“In college you have to be really strong in your faith, because there are so many things you were sheltered from in high school that you can be a part of in college. I kind of got away from going to church every Sunday and being the person I needed to be. But what I finally understood was that God never leaves you, no matter how you feel. I think God put me through that to mature me and to get me ready for now. If I hadn’t gone through that, I don’t think I would be able to handle all the pressure and expectations that I’m faced with now.”
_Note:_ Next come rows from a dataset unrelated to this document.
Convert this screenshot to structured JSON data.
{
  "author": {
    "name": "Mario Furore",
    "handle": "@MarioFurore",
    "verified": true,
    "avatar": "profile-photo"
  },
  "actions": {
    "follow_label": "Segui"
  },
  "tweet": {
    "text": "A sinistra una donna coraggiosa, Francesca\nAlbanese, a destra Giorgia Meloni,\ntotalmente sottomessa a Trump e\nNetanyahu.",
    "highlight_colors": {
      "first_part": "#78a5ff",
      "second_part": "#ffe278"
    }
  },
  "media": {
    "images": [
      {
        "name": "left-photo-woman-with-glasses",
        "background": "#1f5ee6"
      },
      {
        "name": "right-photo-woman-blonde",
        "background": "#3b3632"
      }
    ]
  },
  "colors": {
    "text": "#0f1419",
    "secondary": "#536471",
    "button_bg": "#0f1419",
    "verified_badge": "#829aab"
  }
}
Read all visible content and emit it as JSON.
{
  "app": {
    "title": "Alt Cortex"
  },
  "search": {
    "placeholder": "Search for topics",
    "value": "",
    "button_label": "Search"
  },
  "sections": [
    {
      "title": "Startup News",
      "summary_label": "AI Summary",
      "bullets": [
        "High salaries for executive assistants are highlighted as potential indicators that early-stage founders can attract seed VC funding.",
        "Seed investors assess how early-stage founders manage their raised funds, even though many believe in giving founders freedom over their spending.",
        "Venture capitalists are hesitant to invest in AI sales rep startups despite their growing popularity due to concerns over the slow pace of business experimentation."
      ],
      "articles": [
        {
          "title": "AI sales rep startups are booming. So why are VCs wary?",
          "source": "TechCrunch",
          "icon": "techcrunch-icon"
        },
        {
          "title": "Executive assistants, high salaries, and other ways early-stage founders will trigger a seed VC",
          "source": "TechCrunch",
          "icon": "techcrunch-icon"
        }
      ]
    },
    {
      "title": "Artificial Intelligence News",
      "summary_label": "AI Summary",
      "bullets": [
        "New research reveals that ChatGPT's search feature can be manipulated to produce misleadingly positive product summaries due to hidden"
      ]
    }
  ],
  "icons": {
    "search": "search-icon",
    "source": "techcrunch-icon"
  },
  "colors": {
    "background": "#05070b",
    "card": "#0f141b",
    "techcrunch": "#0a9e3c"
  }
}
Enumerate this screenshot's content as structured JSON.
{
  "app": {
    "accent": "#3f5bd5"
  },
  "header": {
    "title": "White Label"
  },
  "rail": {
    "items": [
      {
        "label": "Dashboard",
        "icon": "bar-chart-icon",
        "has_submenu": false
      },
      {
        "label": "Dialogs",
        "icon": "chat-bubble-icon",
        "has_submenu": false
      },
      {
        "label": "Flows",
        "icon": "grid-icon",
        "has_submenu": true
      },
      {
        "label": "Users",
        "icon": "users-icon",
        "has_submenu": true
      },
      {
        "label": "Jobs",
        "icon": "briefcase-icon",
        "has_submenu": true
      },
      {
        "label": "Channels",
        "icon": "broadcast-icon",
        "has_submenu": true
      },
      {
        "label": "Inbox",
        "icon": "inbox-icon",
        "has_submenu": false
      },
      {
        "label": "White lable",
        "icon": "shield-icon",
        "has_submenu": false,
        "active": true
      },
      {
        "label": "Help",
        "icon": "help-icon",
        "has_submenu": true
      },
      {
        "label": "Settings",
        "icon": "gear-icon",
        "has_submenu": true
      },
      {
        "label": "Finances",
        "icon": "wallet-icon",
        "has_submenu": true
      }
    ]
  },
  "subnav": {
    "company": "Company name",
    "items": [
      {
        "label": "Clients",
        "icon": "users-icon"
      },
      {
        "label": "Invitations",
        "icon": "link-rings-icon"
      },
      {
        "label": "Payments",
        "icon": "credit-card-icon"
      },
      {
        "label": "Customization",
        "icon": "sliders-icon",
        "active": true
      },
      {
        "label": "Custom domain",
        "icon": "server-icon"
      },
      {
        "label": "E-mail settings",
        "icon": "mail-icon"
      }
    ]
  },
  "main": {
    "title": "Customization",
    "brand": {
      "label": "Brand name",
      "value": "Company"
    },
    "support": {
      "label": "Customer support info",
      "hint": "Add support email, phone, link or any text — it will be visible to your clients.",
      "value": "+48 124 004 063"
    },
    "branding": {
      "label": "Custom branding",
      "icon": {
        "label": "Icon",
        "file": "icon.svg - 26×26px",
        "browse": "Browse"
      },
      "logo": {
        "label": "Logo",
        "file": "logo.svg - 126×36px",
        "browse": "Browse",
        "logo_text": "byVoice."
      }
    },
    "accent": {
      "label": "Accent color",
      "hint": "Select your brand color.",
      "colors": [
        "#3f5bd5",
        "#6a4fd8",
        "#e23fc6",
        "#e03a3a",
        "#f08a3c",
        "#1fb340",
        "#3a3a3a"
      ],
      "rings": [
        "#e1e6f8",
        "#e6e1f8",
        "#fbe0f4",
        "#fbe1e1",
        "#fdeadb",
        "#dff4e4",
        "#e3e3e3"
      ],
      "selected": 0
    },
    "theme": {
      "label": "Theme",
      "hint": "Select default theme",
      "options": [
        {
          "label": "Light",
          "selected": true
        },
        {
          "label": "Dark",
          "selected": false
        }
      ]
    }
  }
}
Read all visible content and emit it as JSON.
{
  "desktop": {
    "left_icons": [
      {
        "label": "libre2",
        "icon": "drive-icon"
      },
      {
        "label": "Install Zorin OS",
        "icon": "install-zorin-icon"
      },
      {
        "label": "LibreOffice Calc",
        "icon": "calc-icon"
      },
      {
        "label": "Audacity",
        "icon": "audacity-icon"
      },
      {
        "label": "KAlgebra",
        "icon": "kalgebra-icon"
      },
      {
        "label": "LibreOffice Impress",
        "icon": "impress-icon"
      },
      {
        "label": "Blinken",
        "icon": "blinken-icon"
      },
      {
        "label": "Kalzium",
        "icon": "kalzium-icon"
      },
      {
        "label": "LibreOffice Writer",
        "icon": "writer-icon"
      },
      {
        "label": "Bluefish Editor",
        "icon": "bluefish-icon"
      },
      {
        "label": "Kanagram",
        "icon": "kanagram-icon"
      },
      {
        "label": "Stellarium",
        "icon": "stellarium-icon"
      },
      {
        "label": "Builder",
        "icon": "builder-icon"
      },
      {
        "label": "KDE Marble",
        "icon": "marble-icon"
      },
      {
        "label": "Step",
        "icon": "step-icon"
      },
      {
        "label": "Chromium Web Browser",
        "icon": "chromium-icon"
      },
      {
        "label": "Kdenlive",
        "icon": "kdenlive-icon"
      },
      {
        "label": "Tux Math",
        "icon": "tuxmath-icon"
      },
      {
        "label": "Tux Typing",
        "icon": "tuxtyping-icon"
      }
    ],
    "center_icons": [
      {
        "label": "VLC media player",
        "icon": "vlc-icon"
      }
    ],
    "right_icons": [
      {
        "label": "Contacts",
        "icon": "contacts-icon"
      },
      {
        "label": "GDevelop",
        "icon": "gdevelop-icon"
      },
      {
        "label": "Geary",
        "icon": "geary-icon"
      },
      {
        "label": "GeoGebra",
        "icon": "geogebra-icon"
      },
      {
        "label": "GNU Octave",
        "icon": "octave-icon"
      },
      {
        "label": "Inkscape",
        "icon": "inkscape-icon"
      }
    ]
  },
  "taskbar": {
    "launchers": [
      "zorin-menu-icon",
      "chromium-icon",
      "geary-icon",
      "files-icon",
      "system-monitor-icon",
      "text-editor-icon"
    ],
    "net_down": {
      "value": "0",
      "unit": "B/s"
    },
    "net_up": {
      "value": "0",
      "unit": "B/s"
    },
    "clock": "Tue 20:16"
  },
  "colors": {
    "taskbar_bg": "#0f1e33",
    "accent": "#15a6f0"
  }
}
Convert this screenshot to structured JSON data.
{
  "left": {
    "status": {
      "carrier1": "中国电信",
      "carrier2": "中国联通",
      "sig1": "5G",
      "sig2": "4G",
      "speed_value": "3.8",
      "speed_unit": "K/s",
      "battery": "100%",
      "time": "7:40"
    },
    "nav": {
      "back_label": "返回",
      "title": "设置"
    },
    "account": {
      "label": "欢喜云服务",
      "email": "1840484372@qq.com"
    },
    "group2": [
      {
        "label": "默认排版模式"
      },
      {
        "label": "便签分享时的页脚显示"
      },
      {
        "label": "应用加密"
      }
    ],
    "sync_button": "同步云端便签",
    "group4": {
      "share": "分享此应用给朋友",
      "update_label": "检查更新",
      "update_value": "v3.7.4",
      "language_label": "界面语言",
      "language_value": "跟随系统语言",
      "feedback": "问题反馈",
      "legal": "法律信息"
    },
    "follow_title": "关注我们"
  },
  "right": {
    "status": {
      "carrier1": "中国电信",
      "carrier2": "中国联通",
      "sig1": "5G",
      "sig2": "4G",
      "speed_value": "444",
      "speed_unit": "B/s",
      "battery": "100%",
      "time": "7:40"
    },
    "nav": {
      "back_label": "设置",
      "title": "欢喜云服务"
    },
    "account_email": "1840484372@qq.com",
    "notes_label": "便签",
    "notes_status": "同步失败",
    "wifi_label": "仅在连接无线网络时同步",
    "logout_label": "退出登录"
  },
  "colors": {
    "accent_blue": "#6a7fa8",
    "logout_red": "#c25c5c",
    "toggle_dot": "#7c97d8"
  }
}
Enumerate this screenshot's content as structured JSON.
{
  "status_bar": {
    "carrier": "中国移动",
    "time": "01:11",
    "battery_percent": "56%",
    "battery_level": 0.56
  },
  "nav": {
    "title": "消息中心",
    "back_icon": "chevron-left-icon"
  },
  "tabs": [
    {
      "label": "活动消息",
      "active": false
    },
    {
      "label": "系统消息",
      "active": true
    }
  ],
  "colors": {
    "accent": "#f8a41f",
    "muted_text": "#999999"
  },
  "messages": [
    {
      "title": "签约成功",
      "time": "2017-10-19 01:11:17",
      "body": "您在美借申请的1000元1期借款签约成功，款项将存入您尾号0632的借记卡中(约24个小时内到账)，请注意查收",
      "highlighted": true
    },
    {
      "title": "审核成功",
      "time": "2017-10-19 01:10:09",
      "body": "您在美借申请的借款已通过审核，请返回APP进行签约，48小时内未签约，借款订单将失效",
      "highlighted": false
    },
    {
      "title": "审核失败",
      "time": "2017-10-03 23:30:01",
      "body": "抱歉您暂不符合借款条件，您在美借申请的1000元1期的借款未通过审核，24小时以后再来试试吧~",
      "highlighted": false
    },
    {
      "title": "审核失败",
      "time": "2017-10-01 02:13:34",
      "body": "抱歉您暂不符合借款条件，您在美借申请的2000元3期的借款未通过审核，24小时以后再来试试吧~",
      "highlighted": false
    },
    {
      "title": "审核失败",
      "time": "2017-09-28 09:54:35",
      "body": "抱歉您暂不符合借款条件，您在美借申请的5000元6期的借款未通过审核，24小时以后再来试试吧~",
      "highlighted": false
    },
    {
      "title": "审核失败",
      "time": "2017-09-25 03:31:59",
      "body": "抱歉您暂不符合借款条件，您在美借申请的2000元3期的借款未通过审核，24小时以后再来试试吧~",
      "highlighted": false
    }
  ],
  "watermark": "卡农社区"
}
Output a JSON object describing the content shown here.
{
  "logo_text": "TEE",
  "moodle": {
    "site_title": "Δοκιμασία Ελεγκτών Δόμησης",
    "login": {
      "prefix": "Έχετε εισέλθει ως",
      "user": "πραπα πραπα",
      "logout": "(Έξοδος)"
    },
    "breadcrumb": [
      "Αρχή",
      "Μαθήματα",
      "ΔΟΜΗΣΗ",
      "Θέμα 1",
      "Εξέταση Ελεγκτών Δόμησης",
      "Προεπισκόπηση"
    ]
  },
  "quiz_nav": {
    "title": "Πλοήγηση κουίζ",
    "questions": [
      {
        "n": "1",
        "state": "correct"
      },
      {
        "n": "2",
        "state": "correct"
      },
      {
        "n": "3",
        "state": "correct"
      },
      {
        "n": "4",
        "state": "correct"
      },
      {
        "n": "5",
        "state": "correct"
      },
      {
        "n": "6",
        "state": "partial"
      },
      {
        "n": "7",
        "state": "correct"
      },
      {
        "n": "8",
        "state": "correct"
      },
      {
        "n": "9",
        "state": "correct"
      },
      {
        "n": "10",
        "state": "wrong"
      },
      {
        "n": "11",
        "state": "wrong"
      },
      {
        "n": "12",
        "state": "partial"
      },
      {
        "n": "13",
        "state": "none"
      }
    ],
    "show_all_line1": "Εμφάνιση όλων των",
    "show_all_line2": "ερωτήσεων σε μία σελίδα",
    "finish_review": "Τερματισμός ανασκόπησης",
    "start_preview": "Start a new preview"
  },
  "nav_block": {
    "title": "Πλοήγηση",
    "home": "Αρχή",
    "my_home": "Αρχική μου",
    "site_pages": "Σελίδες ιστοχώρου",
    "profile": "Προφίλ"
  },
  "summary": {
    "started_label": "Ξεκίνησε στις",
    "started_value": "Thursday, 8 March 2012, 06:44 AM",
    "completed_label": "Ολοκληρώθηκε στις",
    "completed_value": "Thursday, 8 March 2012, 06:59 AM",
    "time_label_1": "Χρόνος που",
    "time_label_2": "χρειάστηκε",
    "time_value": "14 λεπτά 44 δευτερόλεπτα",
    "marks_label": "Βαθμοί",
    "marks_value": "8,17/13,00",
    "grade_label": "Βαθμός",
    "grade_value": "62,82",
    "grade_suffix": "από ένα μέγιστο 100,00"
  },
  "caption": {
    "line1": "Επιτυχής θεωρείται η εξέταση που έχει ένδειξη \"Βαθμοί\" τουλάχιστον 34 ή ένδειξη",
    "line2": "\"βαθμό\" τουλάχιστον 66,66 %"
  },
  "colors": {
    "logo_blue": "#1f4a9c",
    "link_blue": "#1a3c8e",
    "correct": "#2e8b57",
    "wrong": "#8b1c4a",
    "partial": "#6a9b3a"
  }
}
Known for his hard work, Steele is often found on the court before sunrise, getting in extra practice. His work ethic has paid off. Last season, he finished with All-SEC and honorable mention All-America honors after averaging 14.3 points, 3.7 rebounds and 4.3 assists a game.
Steele (r) with fellow FCA leadership team member Kyle Sellers (middle) and FCA's Gary Cramer
Alabama FCA director Gary Cramer says Steele, who is a member of the Tide’s FCA leadership team, influences others as much by his walk as by his talk.
“You won’t find anyone as gifted as Ron who’s as humble as Ron,” Cramer says. “He just lives out his faith so that people will know who his God is. He’s the most unassuming young man I’ve ever met.
“He was at a Michael Jordan camp this summer serving as a counselor, and he sent me a text message saying, ‘Coach, I just want to be more committed in my faith and to living for Christ. What does my next step need to be?’ He’s very serious about growing in Christ.”
Cramer says Steele was one of the first students to sign a pledge at John Carroll promising abstinence until marriage and still encourages others by his virtuous stand. Alabama head coach Mark Gottfried says he has no doubt Steele will fulfill that commitment.
“When he makes his mind up to do something — which he did that in high school — he’s going to stick with it,” he says. “When he gives his word, it’s as good as gold. He’s one of the most pure people I’ve been around. I don’t think there is anything false about him or his character. He’s got an eagerness to be unselfish.”
That eagerness helps him seek Christ first.
“Right now I have so much stuff thrown at me that I haven’t dealt with before, like agents and NBA talk and All-American stuff,” Steele says. “I was under pressure in high school, but it was nothing compared to this. But I give all of it to God and let Him deal with it. I’ve been introduced to a lot of different people between agents and guys who are trying to be this or that, and I just pray that God will show me something either good or bad about them. It’s amazing how many things God has shown me when I just ask Him to. I just pray about everything and let God lead the way.”
Photos courtesy of the Univ. of Alabama